▼

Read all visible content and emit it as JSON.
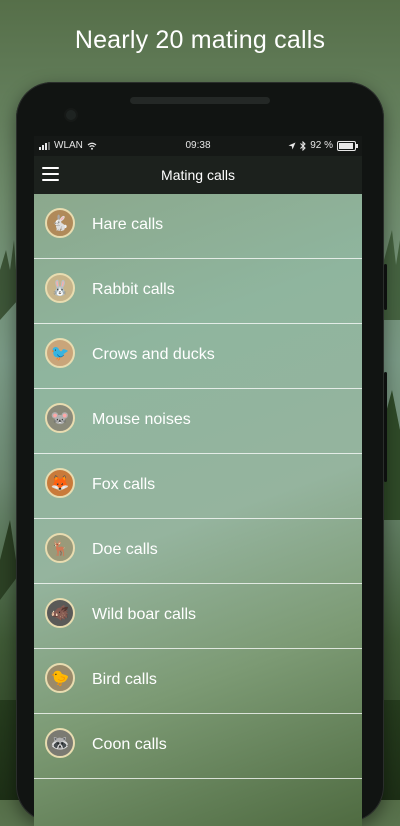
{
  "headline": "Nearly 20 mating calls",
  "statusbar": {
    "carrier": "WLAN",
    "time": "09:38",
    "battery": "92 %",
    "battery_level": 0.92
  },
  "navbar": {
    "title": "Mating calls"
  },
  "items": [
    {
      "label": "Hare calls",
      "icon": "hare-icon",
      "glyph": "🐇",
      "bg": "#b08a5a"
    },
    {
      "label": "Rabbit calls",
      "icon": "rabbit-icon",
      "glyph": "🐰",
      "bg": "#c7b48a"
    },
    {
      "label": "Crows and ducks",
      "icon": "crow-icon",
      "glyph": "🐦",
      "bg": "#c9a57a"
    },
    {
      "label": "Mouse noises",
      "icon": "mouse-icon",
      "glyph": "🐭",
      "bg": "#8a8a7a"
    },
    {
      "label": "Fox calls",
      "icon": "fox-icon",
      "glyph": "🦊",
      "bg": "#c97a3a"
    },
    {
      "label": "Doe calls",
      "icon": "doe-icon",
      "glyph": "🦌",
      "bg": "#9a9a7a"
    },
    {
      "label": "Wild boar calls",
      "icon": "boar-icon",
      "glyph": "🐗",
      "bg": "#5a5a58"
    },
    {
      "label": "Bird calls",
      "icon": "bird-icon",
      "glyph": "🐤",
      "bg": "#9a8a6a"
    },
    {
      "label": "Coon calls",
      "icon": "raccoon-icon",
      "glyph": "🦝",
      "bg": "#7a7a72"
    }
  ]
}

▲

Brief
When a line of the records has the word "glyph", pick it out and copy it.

Answer to this problem
      "glyph": "🐇",
      "glyph": "🐰",
      "glyph": "🐦",
      "glyph": "🐭",
      "glyph": "🦊",
      "glyph": "🦌",
      "glyph": "🐗",
      "glyph": "🐤",
      "glyph": "🦝",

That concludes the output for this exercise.